Access and street work rights
BEIS also asks whether licensed heat network entities should be granted statutory access rights and whether the process should be the same as it is in the electricity and gas sectors. Insite's view is that heat network developers and ESCos do need the same access and street work rights as electricity and gas companies, if the sector is to thrive in the same way.
Don't forget the tried and tested 'quick wins'
We are in broad agreement with BEIS that we must stimulate innovation and investment in heat networks in order to drive the levels of growth required. It is a fine line to tread between regulation and control on the one hand and market stimulation on the other but, overall, the proposed new framework gets it about right. The sector can learn a lot from the electricity and gas markets, which are both buoyant and well regulated.
One area the consultation seems to miss, however, is the need to promote what we already know to be effective. The £96 million in government funding recently confirmed for the final year of the Heat Networks Investment Project could be well applied to leverage reliable and proven low-carbon technology options, with a view to improving the efficiency of existing heat networks. Government incentives can make a big difference in this area.
It is estimated that 80% of the UK's existing housing stock will remain occupied in 2050, so it is essential to focus on the heating performance of these buildings, if we are to have any hope of meeting our national carbon targets. Big gains can be made by focussing on 'easy wins', such as insulation. Elements of the Heat Networks Code of Practice 1.2 should be mandated where there is clear evidence that not carrying them out leads to poor efficiency or shortened lifespan of network parts.

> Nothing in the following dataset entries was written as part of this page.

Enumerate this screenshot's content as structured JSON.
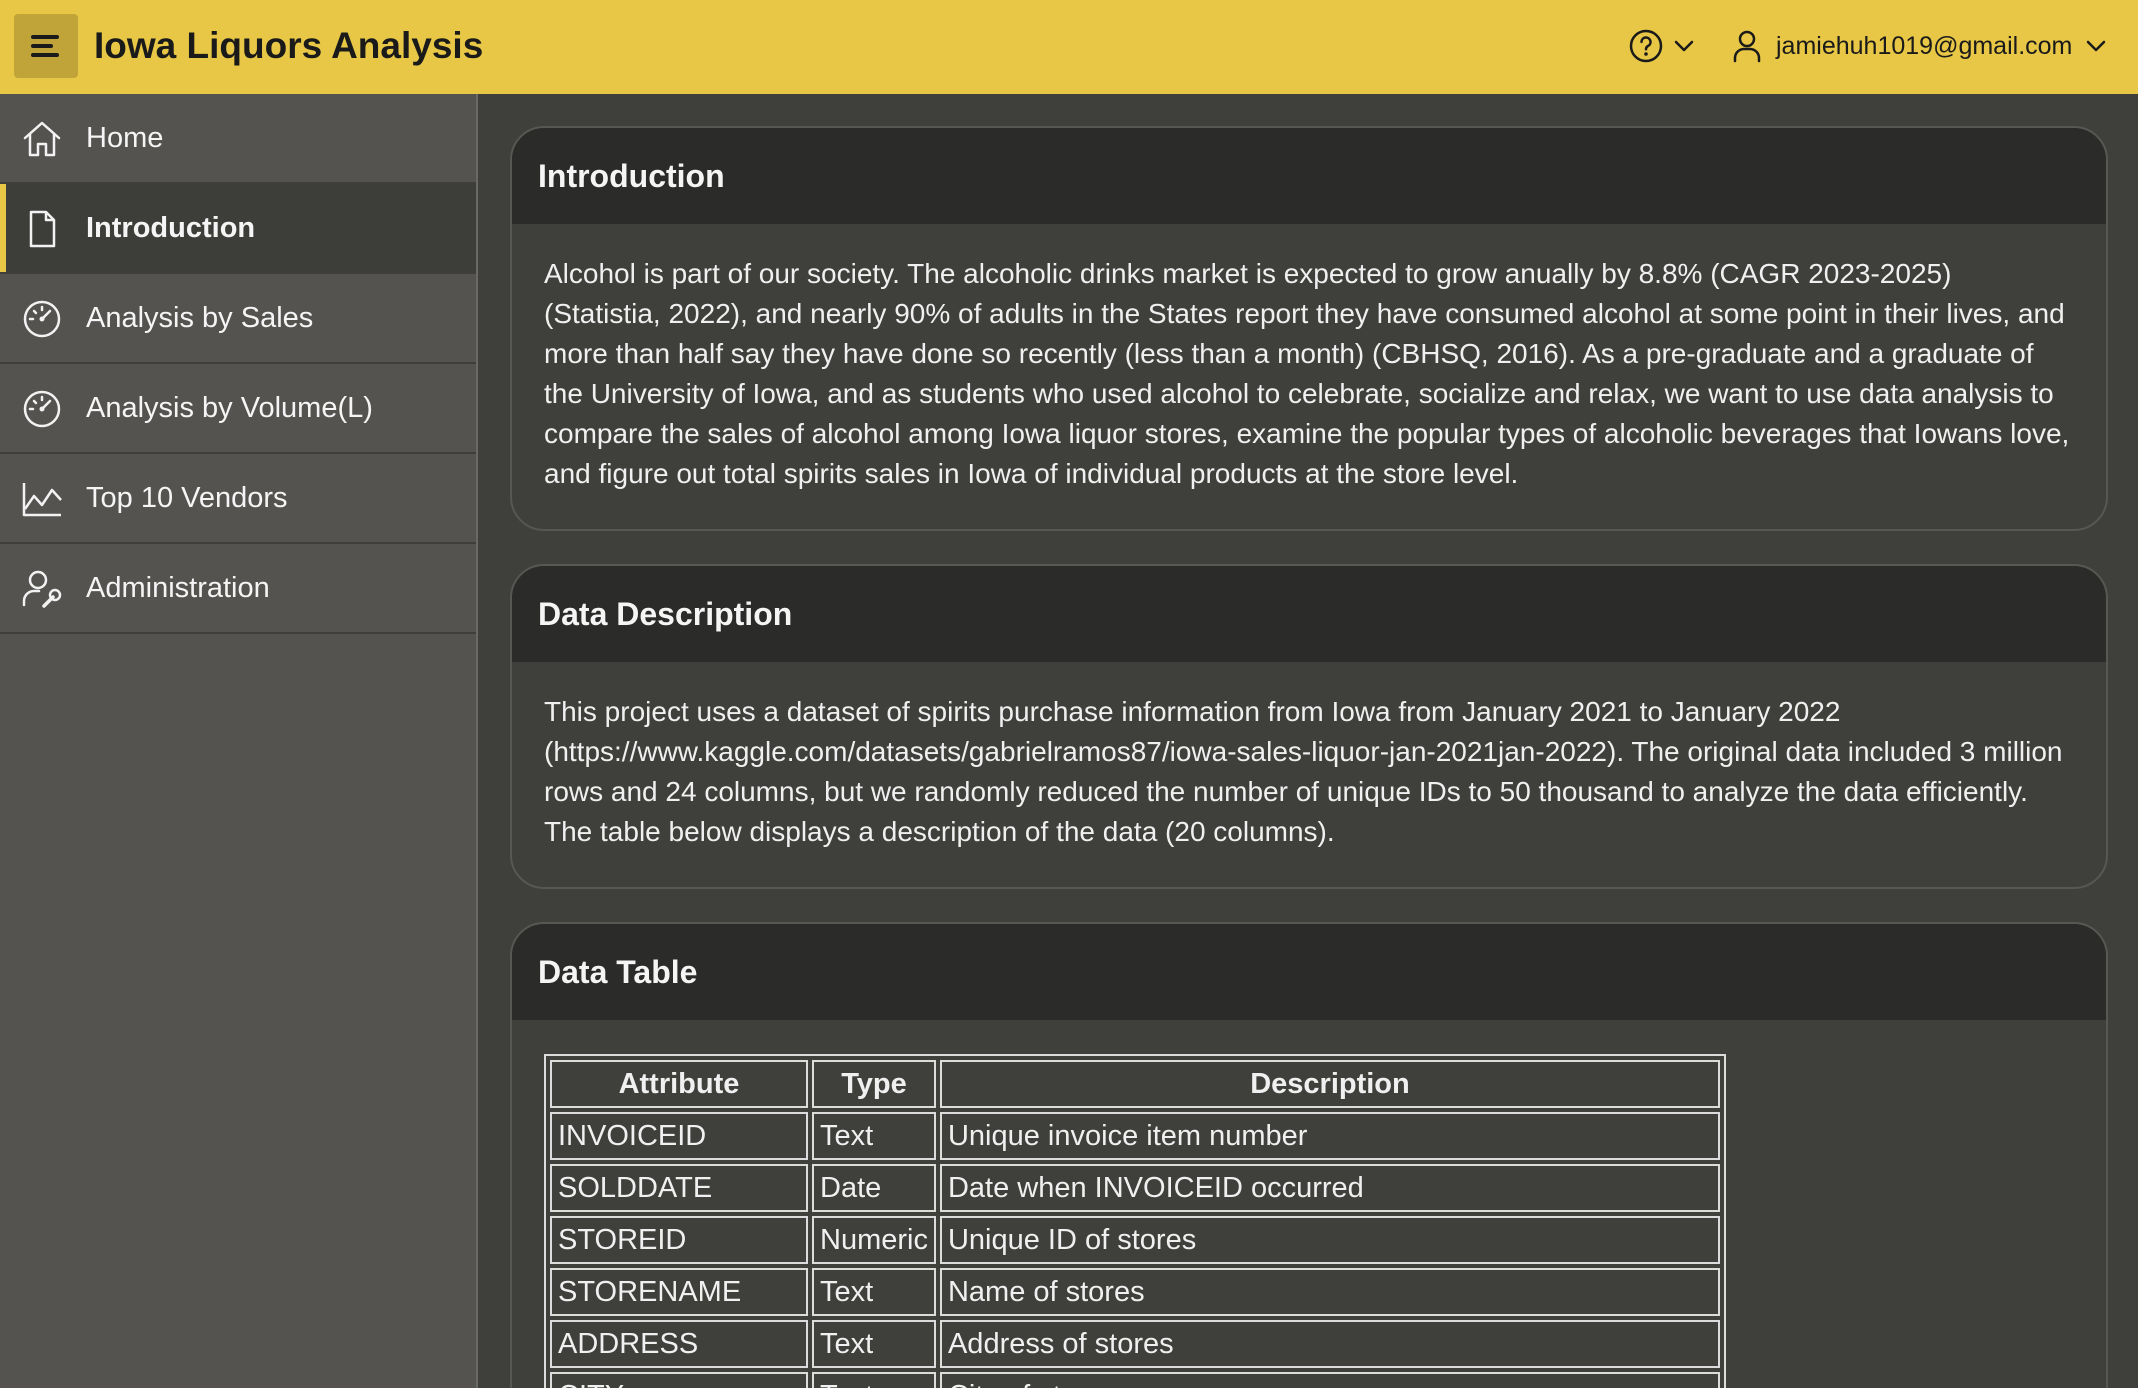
{
  "app": {
    "title": "Iowa Liquors Analysis",
    "user": "jamiehuh1019@gmail.com"
  },
  "sidebar": {
    "items": [
      {
        "label": "Home",
        "icon": "home-icon"
      },
      {
        "label": "Introduction",
        "icon": "document-icon",
        "active": true
      },
      {
        "label": "Analysis by Sales",
        "icon": "gauge-icon"
      },
      {
        "label": "Analysis by Volume(L)",
        "icon": "gauge-icon"
      },
      {
        "label": "Top 10 Vendors",
        "icon": "line-chart-icon"
      },
      {
        "label": "Administration",
        "icon": "user-wrench-icon"
      }
    ]
  },
  "introduction": {
    "title": "Introduction",
    "text": "Alcohol is part of our society. The alcoholic drinks market is expected to grow anually by 8.8% (CAGR 2023-2025) (Statistia, 2022), and nearly 90% of adults in the States report they have consumed alcohol at some point in their lives, and more than half say they have done so recently (less than a month) (CBHSQ, 2016). As a pre-graduate and a graduate of the University of Iowa, and as students who used alcohol to celebrate, socialize and relax, we want to use data analysis to compare the sales of alcohol among Iowa liquor stores, examine the popular types of alcoholic beverages that Iowans love, and figure out total spirits sales in Iowa of individual products at the store level."
  },
  "data_description": {
    "title": "Data Description",
    "text": "This project uses a dataset of spirits purchase information from Iowa from January 2021 to January 2022 (https://www.kaggle.com/datasets/gabrielramos87/iowa-sales-liquor-jan-2021jan-2022). The original data included 3 million rows and 24 columns, but we randomly reduced the number of unique IDs to 50 thousand to analyze the data efficiently. The table below displays a description of the data (20 columns)."
  },
  "data_table": {
    "title": "Data Table",
    "columns": [
      "Attribute",
      "Type",
      "Description"
    ],
    "rows": [
      [
        "INVOICEID",
        "Text",
        "Unique invoice item number"
      ],
      [
        "SOLDDATE",
        "Date",
        "Date when INVOICEID occurred"
      ],
      [
        "STOREID",
        "Numeric",
        "Unique ID of stores"
      ],
      [
        "STORENAME",
        "Text",
        "Name of stores"
      ],
      [
        "ADDRESS",
        "Text",
        "Address of stores"
      ],
      [
        "CITY",
        "Text",
        "City of stores"
      ]
    ]
  },
  "colors": {
    "header": "#e7c745",
    "sidebar": "#545350",
    "background": "#3f3f3c",
    "card_header": "#2b2b29"
  }
}
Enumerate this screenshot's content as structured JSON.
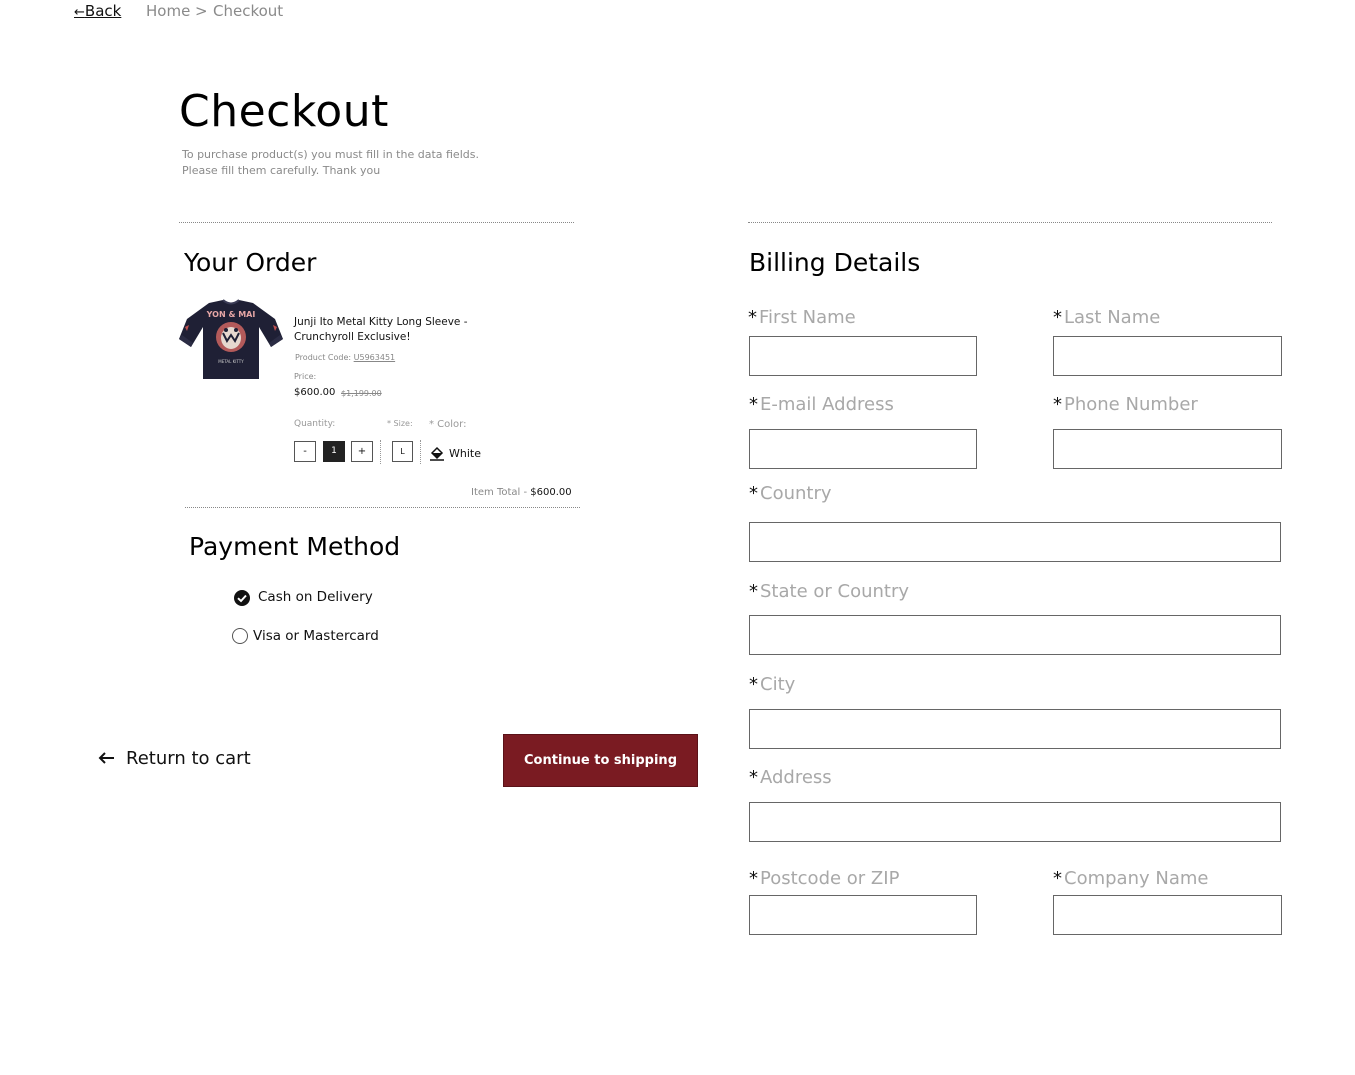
{
  "breadcrumb": {
    "back_label": "Back",
    "home_label": "Home",
    "separator": ">",
    "current_label": "Checkout"
  },
  "page": {
    "title": "Checkout",
    "subtitle_line1": "To purchase product(s) you must fill in the data fields.",
    "subtitle_line2": "Please fill them carefully. Thank you"
  },
  "order": {
    "title": "Your Order",
    "item": {
      "name_line1": "Junji Ito Metal Kitty Long Sleeve -",
      "name_line2": "Crunchyroll Exclusive!",
      "code_label": "Product Code:",
      "code_value": "U5963451",
      "price_label": "Price:",
      "price": "$600.00",
      "old_price": "$1,199.00",
      "quantity_label": "Quantity:",
      "qty_minus": "-",
      "qty_value": "1",
      "qty_plus": "+",
      "size_label": "* Size:",
      "size_value": "L",
      "color_label": "* Color:",
      "color_value": "White",
      "image_icon": "sweatshirt-image"
    },
    "item_total_label": "Item Total -",
    "item_total_value": "$600.00"
  },
  "payment": {
    "title": "Payment Method",
    "options": [
      {
        "label": "Cash on Delivery",
        "selected": true
      },
      {
        "label": "Visa or Mastercard",
        "selected": false
      }
    ]
  },
  "actions": {
    "return_label": "Return to cart",
    "continue_label": "Continue to shipping",
    "continue_color": "#7a1b22"
  },
  "billing": {
    "title": "Billing Details",
    "required_mark": "*",
    "fields": {
      "first_name": "First Name",
      "last_name": "Last Name",
      "email": "E-mail Address",
      "phone": "Phone Number",
      "country": "Country",
      "state": "State or Country",
      "city": "City",
      "address": "Address",
      "postcode": "Postcode or ZIP",
      "company": "Company Name"
    }
  }
}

There is a lot that can and must be done to drive the heat network industry forward at the required pace, and we can all play a part in that by improving practices for the benefit of our customers, the environment, and the sector overall. Hopefully, these proposed new government policies will give the industry the impetus it needs to achieve the very demanding objectives that are asked of it. We will continue to take a close interest in how the new policies take shape.